*** Recorded information ***
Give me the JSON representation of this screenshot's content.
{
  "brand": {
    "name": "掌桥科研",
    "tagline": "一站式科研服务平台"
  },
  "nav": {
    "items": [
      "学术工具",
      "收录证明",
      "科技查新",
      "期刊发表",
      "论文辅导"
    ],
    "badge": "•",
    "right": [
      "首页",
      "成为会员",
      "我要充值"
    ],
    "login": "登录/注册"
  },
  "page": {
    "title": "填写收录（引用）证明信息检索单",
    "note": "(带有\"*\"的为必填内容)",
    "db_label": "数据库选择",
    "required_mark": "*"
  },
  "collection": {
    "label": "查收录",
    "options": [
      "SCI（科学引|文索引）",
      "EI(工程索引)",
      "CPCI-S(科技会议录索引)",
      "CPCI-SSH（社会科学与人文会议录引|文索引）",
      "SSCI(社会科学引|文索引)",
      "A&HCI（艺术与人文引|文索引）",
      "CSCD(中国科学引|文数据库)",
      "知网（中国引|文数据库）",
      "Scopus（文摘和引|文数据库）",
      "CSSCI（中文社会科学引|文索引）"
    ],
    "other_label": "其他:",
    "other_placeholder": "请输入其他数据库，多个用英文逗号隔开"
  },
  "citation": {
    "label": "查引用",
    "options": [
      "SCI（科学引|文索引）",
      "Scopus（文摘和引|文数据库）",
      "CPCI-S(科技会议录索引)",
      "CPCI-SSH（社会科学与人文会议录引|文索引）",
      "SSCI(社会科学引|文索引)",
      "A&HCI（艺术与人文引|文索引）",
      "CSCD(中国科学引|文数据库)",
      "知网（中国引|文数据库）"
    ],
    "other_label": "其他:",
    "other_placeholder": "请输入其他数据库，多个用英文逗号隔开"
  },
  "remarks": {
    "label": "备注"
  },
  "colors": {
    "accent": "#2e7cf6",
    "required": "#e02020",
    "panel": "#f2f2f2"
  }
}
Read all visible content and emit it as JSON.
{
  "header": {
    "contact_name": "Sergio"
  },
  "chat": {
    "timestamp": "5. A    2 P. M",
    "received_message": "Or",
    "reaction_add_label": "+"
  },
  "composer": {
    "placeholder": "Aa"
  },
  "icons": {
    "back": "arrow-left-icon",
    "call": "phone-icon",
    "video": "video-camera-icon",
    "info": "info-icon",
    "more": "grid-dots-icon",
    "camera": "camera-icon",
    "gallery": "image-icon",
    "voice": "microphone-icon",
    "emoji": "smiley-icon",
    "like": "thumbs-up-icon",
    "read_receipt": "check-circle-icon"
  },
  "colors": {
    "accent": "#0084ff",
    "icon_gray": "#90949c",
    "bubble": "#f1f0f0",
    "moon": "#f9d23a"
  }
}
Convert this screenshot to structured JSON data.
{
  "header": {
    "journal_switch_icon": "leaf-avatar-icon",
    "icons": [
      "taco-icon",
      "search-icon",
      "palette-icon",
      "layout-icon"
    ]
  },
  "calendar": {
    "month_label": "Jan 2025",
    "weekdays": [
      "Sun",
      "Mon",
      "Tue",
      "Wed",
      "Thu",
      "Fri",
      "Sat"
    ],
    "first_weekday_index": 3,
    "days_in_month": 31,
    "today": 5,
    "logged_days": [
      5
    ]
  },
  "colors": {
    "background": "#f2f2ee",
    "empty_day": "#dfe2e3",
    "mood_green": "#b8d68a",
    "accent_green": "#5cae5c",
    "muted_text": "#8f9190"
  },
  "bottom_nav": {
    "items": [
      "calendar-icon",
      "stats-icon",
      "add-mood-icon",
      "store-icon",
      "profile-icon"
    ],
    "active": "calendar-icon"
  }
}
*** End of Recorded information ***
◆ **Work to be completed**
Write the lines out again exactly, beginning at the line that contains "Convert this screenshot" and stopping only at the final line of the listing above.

◆ **Final answer**
Convert this screenshot to structured JSON data.
{
  "header": {
    "journal_switch_icon": "leaf-avatar-icon",
    "icons": [
      "taco-icon",
      "search-icon",
      "palette-icon",
      "layout-icon"
    ]
  },
  "calendar": {
    "month_label": "Jan 2025",
    "weekdays": [
      "Sun",
      "Mon",
      "Tue",
      "Wed",
      "Thu",
      "Fri",
      "Sat"
    ],
    "first_weekday_index": 3,
    "days_in_month": 31,
    "today": 5,
    "logged_days": [
      5
    ]
  },
  "colors": {
    "background": "#f2f2ee",
    "empty_day": "#dfe2e3",
    "mood_green": "#b8d68a",
    "accent_green": "#5cae5c",
    "muted_text": "#8f9190"
  },
  "bottom_nav": {
    "items": [
      "calendar-icon",
      "stats-icon",
      "add-mood-icon",
      "store-icon",
      "profile-icon"
    ],
    "active": "calendar-icon"
  }
}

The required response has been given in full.